If we want both repetitions and order to matter, we use tuples that is to say, ordered tuples. In this case (1,2,3), (1,2,2,3), and (3,2,1) are all distinct enumerations of the first three positive integers. The first and last are ordered 3-tuples, or ordered triples, and the middle one is an ordered 4-tuple.

But what if we want an enumeration in which repetitions matter but not order? For example, consider the prime factors of 12 = 2Χ2Χ3. If we consider the set {2,2,3}, this is the same as {2,3} but obviously 12 is not 2Χ3. On the other hand if we use the ordered triple (2,2,3), we would be unnecessarily imposing an order on the way the numbers appear: (2,2,3) is distinct not only from (2,3) but also from (2,3,2) and (3,2,2) whereas we want (2,2,3), (2,3,2), and (3,2,2) to be, in a sense, the same.

As another example, consider the real solutions of the equationx^{3}(x−1)^{2}(x+1) = 0. The set {0,0,0,1,1,−1} = {0,1,−1} does not tell the whole story as there are 6 roots, not 3. And why should we use ordered 6-tuples since the order in which we wish to enumerate the roots is immaterial?

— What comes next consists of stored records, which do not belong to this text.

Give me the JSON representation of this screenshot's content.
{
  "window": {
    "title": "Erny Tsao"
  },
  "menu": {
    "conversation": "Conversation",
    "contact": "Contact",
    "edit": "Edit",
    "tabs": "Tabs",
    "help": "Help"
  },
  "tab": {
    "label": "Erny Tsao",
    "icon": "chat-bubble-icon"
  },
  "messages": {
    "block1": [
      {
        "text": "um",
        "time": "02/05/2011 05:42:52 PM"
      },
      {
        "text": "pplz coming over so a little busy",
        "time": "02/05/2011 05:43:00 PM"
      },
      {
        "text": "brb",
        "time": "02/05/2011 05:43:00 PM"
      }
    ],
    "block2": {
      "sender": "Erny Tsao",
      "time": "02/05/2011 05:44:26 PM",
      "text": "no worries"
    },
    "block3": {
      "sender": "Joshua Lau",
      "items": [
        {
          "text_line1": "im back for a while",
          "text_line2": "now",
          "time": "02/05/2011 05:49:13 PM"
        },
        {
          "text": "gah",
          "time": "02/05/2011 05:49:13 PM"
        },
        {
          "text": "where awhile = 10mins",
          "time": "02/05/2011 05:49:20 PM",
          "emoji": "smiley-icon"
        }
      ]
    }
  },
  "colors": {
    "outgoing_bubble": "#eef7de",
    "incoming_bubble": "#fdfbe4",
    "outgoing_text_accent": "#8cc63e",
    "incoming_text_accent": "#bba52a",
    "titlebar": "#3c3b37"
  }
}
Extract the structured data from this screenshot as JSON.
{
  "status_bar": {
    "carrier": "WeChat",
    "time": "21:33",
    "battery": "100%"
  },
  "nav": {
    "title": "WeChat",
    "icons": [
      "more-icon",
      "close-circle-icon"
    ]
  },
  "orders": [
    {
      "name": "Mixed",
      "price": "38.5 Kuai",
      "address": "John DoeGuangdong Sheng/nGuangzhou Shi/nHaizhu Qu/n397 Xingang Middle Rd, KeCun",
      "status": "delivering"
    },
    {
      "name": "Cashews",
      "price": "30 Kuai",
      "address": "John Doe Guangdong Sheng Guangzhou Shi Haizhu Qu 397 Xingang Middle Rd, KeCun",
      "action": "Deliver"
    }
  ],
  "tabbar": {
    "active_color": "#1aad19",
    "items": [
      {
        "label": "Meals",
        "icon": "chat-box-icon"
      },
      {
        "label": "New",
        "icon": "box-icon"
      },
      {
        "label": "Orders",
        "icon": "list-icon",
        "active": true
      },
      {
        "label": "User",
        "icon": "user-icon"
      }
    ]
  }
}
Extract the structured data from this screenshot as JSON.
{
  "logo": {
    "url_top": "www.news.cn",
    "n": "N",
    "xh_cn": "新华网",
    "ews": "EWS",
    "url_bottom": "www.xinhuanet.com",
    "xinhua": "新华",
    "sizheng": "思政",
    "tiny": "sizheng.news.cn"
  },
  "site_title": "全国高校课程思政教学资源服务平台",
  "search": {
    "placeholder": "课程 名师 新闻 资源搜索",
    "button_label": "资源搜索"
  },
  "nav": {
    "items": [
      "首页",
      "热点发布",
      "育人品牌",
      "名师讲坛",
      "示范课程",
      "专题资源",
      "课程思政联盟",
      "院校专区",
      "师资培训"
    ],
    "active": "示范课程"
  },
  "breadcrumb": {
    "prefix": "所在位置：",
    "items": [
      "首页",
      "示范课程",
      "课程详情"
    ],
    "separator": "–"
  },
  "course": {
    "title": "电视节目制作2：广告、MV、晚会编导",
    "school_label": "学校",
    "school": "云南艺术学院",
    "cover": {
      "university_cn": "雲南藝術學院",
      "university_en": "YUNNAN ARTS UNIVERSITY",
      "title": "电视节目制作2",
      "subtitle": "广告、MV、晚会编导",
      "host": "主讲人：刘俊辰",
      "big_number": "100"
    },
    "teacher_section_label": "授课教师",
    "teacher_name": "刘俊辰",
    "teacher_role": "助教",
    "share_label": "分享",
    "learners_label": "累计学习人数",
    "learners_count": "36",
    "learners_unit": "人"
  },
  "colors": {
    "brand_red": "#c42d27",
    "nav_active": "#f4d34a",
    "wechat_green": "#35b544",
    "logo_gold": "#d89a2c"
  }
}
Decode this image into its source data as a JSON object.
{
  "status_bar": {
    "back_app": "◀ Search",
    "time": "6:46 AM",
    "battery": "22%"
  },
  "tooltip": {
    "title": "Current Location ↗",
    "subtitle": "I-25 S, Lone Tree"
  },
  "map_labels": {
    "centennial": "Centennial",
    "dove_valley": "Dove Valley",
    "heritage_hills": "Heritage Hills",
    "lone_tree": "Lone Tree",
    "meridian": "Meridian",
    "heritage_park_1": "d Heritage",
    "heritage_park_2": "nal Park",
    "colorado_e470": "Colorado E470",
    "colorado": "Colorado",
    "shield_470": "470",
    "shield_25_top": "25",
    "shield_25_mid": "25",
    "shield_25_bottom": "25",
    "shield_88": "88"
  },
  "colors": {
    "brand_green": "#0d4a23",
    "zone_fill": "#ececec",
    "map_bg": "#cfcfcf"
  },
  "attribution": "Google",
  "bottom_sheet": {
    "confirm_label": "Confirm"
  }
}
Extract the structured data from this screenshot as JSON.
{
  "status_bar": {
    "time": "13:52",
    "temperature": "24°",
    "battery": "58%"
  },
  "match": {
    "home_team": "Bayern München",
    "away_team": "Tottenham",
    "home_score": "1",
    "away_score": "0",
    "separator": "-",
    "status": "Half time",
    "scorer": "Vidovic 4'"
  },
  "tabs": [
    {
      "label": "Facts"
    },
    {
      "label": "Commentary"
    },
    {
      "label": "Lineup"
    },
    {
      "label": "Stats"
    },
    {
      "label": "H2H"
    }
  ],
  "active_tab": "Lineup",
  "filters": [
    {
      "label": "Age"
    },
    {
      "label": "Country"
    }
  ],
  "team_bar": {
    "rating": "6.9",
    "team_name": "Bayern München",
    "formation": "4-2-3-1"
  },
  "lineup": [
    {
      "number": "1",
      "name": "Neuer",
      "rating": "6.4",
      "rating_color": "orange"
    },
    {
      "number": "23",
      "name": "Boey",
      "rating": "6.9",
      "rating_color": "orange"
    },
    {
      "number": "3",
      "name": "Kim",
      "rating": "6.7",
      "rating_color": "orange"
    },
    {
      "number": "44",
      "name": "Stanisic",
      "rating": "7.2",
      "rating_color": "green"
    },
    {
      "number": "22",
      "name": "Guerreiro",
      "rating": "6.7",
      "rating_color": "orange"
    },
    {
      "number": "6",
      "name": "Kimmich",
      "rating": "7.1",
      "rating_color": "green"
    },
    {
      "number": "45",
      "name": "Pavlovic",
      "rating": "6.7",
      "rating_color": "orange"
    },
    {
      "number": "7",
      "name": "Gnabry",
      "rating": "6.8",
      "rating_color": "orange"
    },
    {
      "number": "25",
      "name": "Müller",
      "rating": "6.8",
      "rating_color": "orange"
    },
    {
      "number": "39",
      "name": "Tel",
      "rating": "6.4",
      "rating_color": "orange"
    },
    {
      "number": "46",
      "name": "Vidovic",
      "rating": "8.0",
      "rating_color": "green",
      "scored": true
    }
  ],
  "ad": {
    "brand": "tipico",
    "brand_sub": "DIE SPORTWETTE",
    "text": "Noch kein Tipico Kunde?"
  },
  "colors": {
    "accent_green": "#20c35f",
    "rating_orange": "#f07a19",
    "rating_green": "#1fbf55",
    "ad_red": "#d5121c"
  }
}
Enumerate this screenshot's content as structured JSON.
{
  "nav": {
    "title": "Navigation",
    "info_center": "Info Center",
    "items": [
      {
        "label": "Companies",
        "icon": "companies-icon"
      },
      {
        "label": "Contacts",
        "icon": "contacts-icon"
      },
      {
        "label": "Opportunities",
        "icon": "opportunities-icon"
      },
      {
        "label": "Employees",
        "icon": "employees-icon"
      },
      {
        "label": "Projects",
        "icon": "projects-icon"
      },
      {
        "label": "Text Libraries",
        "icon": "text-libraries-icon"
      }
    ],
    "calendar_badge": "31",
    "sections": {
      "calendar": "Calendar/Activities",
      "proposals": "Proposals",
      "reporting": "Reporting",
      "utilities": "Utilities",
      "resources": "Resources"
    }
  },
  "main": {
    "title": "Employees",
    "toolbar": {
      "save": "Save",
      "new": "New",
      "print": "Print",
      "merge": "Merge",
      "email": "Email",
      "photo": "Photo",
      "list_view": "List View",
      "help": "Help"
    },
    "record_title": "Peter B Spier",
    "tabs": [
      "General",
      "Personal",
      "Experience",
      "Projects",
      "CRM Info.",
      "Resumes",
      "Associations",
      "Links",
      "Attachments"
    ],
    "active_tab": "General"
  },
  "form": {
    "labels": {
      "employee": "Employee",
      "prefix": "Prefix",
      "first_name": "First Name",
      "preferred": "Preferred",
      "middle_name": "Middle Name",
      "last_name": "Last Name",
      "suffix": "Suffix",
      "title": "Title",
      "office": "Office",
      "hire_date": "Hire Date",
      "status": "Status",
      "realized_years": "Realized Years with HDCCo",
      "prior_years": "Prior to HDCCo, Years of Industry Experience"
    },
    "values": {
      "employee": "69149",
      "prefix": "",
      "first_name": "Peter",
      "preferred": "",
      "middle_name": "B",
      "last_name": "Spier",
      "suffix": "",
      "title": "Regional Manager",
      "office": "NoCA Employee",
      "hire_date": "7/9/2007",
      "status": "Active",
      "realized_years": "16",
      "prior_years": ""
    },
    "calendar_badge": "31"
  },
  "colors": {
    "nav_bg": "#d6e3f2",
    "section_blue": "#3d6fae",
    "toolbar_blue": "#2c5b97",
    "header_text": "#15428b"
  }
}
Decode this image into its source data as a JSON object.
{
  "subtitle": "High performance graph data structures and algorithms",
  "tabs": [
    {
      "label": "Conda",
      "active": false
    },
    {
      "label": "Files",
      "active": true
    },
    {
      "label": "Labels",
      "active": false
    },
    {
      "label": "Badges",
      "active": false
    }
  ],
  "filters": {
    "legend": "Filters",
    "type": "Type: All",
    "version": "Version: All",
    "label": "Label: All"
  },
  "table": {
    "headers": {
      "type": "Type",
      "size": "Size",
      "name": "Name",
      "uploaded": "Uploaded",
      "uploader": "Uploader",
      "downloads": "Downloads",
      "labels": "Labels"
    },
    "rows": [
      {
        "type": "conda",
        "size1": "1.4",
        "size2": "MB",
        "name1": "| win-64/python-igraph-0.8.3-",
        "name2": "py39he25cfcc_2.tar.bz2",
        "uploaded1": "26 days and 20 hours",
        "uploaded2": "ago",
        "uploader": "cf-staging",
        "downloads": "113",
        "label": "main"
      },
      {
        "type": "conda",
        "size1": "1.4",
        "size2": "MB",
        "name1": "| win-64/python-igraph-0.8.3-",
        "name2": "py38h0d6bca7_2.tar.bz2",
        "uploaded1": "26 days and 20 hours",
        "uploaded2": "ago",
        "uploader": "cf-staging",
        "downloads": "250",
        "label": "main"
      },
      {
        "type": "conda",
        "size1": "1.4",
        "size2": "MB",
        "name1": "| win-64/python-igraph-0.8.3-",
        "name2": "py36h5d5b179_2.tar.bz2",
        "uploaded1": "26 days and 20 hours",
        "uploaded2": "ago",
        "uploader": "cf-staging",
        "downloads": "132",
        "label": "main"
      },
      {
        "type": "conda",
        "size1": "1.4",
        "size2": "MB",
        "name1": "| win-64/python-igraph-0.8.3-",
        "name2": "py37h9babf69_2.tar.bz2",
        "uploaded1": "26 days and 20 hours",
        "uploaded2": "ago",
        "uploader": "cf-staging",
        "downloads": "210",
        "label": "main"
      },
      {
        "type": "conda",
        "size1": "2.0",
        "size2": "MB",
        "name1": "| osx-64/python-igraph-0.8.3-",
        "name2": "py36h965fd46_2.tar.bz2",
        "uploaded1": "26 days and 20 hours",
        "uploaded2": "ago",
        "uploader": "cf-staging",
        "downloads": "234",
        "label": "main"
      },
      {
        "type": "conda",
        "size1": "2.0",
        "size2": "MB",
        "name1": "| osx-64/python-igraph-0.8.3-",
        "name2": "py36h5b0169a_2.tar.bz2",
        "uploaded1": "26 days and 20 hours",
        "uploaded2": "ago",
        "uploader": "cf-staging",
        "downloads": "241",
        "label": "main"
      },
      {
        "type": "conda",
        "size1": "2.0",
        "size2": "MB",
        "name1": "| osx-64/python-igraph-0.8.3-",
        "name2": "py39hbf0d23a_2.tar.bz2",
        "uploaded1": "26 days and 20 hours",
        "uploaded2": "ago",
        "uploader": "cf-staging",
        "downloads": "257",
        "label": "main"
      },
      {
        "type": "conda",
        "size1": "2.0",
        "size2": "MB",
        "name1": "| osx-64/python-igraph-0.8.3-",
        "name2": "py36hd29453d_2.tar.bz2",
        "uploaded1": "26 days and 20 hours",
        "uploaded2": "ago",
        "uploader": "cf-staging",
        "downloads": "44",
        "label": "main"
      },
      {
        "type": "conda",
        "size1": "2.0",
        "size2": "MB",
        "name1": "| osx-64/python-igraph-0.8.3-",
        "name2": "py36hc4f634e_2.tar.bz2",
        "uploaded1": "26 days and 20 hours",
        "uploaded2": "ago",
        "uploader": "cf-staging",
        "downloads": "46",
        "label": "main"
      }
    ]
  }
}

In these situations we normally use alist. When we list a string of elementsa_{1},a_{2}, ,ait is conventionally assumed that repetitions are important but not the order in which the elements appear. Thus we can list the factors of 12 as 2,2,3, which is the same as 2,3,2 and 3,2,2, but different from 2,3. Similarly the list of the real solutions of the equation above can be 0,0,0,1,1,−1; it is different from the list 0,1,−1 and yet it doesnt matter in what order we list the roots._{n}

Unfortunately the term list does not have a formal mathematical definition. It is merely a convention that we use time after time without giving it any rigorous thought. I think we can easily rectify this.

Suppose we have a setS= {s_{1}, ,s} of_{k}kelements (all distinct) and we wish to make a list ofnelements (not necessarily all distinct) from it. Define a relation ~ on the class of all orderedn-tuples of elements ofSby

iff there is a permutationπof the integers {1, ,n} such thata=_{i}b_{π(i)}for each 1 ≤i≤n.

Then ~ is an equivalence relation. This is easily proved using the identity permutation for reflexivity, inverse permutation for symmetry, and composition of permutations for transitivity.

We define the listDefinition:a_{1}, ,aof elements from_{n}Sto be the equivalence class under ~ containing the orderedn-tuple (a_{1}, ,a)._{n}

For instance, the set of prime factors of 12 is {2,3} while the list of prime factors 2,2,3 is the equivalence class {(2,2,3),(2,3,2),(3,2,2)} under ~. (The other equivalence classes are {(2,2,2)}, {(3,3,3)}, and {(2,3,3),(3,2,3),(3,3,2)}, which are the lists 2,2,2, 3,3,3, and 2,3,3 respectively.)

And there we have it. Lists are more versatile than sets and less cumbersome than ordered tuples and we can now use them in a proper mathematical way with a proper mathematical definition.